Although not essential in adult PN, 0.95 mg per day has been provided without any complication and may be continued.

6.5.4. When to treat?

Recommendation 7.5
In case of fluoride poisoning, symptomatic treatment should be applied.
Grade of recommendation GPP – Strong consensus 91%

6.5.5. How to treat?

Recommendation 7.6

In case of acute poisoning, support of vital function and electrolyte management should be applied.
Grade of recommendation GPP – Strong consensus 97%

Recommendation 7.7

There is not a specific treatment that can be offered to treat skeletal fluorosis, except to control the source of the excess of fluoride exposure.
Grade of recommendation GPP Strong consensus 94%

Table 15
ESPEN Recommendations for daily trace element and vitamin intakes – 2022 (all values are per day).

References cited

[151] Peckham S, Awofeso N. Water fluoridation: a critical review of the physiological effects of ingested fluoride as a public health intervention. Sci World J 2014;2014:293019.

[152] Bergmann KE, Bergmann RL. Salt fluoridation and general health. Adv Dent Res 1995;9:138-43.

[153] Spencer AJ, Do LG, Mueller U, Baines J, Foley M, Peres MA. Understanding optimum fluoride intake from population-level evidence. Adv Dent Res 2018;29:144-56.

[154] Mart?nez-Mier E. Fluoride: its metabolism, toxicity, and role in dental Health. J Evid Based Comple Alter Med 2012;17(1):28-32.

[155] Gupta S, Kaur H. Inhibition of glycolysis for glucose estimation in plasma: recent guidelines and their implications. Indian J Clin Biochem 2014;29:262-4.

[156] Kanduti D, Sterbenk P, Artnik B. Fluoride: a review of use and effects on health. Mater Sociomed 2016;28:133-7.

[157] Whyte MP, Essmyer K, Gannon FH, Reinus WR. Skeletal fluorosis and instant tea. Am J Med 2005;118:78-82.

[158] Cerklewski F. Fluoride bioavailability and nutritional and clinical aspects. Nutr Res 1997;17:907-29.

[159] Aoun A, Darwiche F. Al hayek S, doumit J. The fluoride debate: the pros and cons of fluoridation. Prev Nutr Food Sci 2018;23:171-80.

[160] Nielsen FH. Micronutrients in parenteral nutrition: boron, silicon, and fluoride. Gastroenterology 2009;137:S55-60.

[161] Itai K, Tsunoda H. Highly sensitive and rapid method for determination of fluoride ion concentrations in serum and urine using flow injection analysis with a fluoride ion-selective electrode. Clin Chim Acta 2001;308:163-71.

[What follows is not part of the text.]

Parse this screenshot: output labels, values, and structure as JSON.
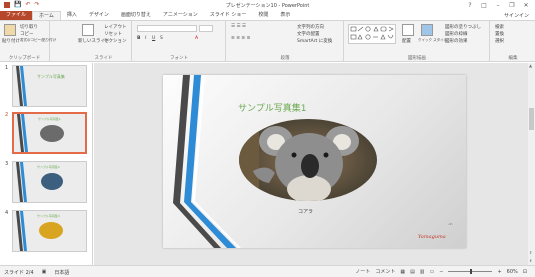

[162] Cutress TW, Suckling GW. Differential diagnosis of dental fluorosis. J Dent Res 1990:69. Spec No:714-20; discussion 21.

[163] Quadri JA, Sarwar S, Pinky Kar P, Singh S, Mallick SR, Arava S, et al. Fluoride induced tissue hypercalcemia, IL-17 mediated inflammation and apoptosis lead to cardiomyopathy: ultrastructural and biochemical findings. Toxicology 2018;406-407:44e57.

[164] Sellami M, Riahi H, Maatallah K, Ferjani H, Bouaziz MC, Ladeb MF. Skeletal fluorosis: don’t miss the diagnosis! Skeletal Radiol 2020;49:345-57.

[165] Bouletreau PH, Bost M, Fontanges E, Lauverjat M, Gutknecht C, Ecochard R, et al. Fluoride exposure and bone status in patients with chronic intestinal failure who are receiving home parenteral nutrition. Am J Clin Nutr  2006;83: 1429-37.

[166] Duan Q, Jiao J, Chen X, Wang X. Association between water fluoride and the level of children’s intelligence: a dose-response meta-analysis. Publ Health 2018;154:87-97.

[167] James P, Harding M, Beecher T, Parnell C, Browne D, Tuohy M, et al. Fluoride and caring for children’s teeth (FACCT): clinical fieldwork protocol. HRB Open Res 2018;1:4.